A choir made up of stroke survivors, charity staff, volunteers, health professionals and family members has won a national award, for the impact it makes to local people affected by stroke.
The Stroke Association’s ‘Stroke Group Award’ was presented to the charity’s North West Community Stroke Choir by Stephanie Beacham, Mark Goodier and Baroness Benjamin, at the Life After Stroke Awards ceremony at the Landmark Hotel in London on 21 November 2018.
Choir founder Joyce Booth said: “The award means even more to us now than ever, because we have had a really difficult year. We had a couple of bereavements but the Life After Stroke Award has really lifted us and given us something positive to look forward to. Being a member of a choir, you’re in it together, you feel supported and you share that experience, whether it’s a performance, a challenge or an award win. That matters a lot, it gives people confidence.”
Joyce, a Support Coordinator for the Stroke Association in Tameside, had the idea for the choir in 2014. She was supporting stroke survivor Ann Williams, a singer/songwriter and struggling to find something that would really motivate her.
She was inspired after meeting another stroke coordinator at the local hospital who was choir member. Joyce asked her stroke group if anyone wanted to try a singing session and the idea was really popular. The initial plan was for a six week project, but the choir is still going strong four years on with around 30 members.

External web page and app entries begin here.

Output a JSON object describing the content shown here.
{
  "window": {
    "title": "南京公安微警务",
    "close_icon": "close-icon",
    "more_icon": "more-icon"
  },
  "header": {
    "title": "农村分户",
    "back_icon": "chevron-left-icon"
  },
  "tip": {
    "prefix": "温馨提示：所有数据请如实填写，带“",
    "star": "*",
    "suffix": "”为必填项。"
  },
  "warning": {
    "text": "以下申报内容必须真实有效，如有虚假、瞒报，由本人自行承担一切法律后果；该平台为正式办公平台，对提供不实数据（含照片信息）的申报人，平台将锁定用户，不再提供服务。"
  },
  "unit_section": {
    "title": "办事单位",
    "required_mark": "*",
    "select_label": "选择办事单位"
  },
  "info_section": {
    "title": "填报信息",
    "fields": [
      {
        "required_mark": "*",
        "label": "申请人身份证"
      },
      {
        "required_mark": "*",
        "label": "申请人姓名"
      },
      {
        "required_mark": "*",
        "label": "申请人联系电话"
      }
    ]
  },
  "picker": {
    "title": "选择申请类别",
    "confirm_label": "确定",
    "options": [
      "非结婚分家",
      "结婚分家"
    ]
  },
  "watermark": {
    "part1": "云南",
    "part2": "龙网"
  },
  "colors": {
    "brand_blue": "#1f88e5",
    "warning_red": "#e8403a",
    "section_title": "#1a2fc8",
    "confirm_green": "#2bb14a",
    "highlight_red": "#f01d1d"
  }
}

Joyce said: “Even at the start, the group were encouraged not only to sing but to perform in public, which really helps focus builds our confidence. The choir is always working towards their next gig and trying new things to keep the repertoire fresh. It’s addictive! It’s really taken over my life. We sing acapella, and we sing everything. We perform songs that Ann wrote before her stroke; she’s still a fundamental part of the group and her daughter now sings with us too.”
After performing at Salford Royal Hospital, the choir acquired funding which meant they could hire practice venues and employ a musical director, Carol Donaldson, which really established them.

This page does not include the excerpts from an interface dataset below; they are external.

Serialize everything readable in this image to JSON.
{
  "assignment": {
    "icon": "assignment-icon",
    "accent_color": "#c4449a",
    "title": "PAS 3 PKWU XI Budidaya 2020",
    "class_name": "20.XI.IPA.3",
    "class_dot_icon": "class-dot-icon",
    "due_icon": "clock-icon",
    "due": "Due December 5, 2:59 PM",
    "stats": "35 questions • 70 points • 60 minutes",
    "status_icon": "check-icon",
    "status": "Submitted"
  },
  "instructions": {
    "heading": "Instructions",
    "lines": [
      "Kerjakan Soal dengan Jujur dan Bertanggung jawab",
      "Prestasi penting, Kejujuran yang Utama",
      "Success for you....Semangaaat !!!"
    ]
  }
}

Joyce said of Carol: “She’s been at the heart of getting us to where we are, right from the beginning. We sing in events alongside other choirs that don’t have any disabilities. Often people don’t realise that we are different because Carol understands how to work with stroke survivors so well and gets the best out of us. She keeps us all motivated and makes it really special and fun.”

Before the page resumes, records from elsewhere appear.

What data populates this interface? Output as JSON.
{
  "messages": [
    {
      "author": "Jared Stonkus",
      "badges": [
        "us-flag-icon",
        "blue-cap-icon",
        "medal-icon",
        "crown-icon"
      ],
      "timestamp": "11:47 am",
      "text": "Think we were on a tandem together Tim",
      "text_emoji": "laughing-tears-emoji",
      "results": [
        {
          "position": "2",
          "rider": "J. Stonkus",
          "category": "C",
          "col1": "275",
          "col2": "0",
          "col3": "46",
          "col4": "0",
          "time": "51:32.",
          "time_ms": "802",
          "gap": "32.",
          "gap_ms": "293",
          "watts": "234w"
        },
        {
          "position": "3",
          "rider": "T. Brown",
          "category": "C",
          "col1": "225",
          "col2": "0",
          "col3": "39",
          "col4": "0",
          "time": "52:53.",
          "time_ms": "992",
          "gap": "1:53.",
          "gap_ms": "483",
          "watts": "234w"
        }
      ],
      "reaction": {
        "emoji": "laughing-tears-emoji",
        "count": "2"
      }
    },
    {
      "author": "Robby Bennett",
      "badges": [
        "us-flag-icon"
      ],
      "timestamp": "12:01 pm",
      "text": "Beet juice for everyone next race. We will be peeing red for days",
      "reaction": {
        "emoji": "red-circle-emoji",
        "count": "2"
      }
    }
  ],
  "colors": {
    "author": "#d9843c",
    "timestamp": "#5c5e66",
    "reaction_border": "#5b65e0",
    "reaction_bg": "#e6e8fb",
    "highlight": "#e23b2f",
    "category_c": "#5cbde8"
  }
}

Now, the group is in high demand with around 30 regular singers and invitations to perform gigs all over the country. Choir members come from all over the North West and practice in two venues, Crescent Road Community Centre in Stockport and Z Arts in Hulme. The choir also performed at the Life After Stroke Awards, in front of more than 250 guests.
Joyce added: “New people often say how welcoming the group is and for a lot of the stroke survivors who come, it’s the first thing they’ve done which isn’t medical or therapy, it’s just for fun and that makes them feel more themselves. Although it’s a stroke choir, we don’t sit around talking about stroke, we’re all just getting together to do an activity that we love. I had one lady who came and said that the choir had given her the first reason to smile since her stroke. It’s wonderful that we have this recognition because we are so proud of our group. It’s really lovely other people value what we do too.”
Stephanie Beacham, who presented the choir with their award, said: “It is a real joy to be asked to present the choir with this award. They do so much to showcase that there is life after stroke, bringing joy and pleasure to many people’s lives. Their passion and energy is truly infectious. It was a delight to see them perform and I wish them the very best of luck with their no doubt glittering future.”
The Stroke Association North West Community Stroke Choir is also supporting the Stroke Association’s Christmas appeal, ‘I am more than my stroke’. The appeal raises money so the charity can help more stroke survivors live with the impact of their stroke because it may have changed their lives but it doesn’t need to define who they are as person. Visit stroke.org.uk/iammore to make a donation.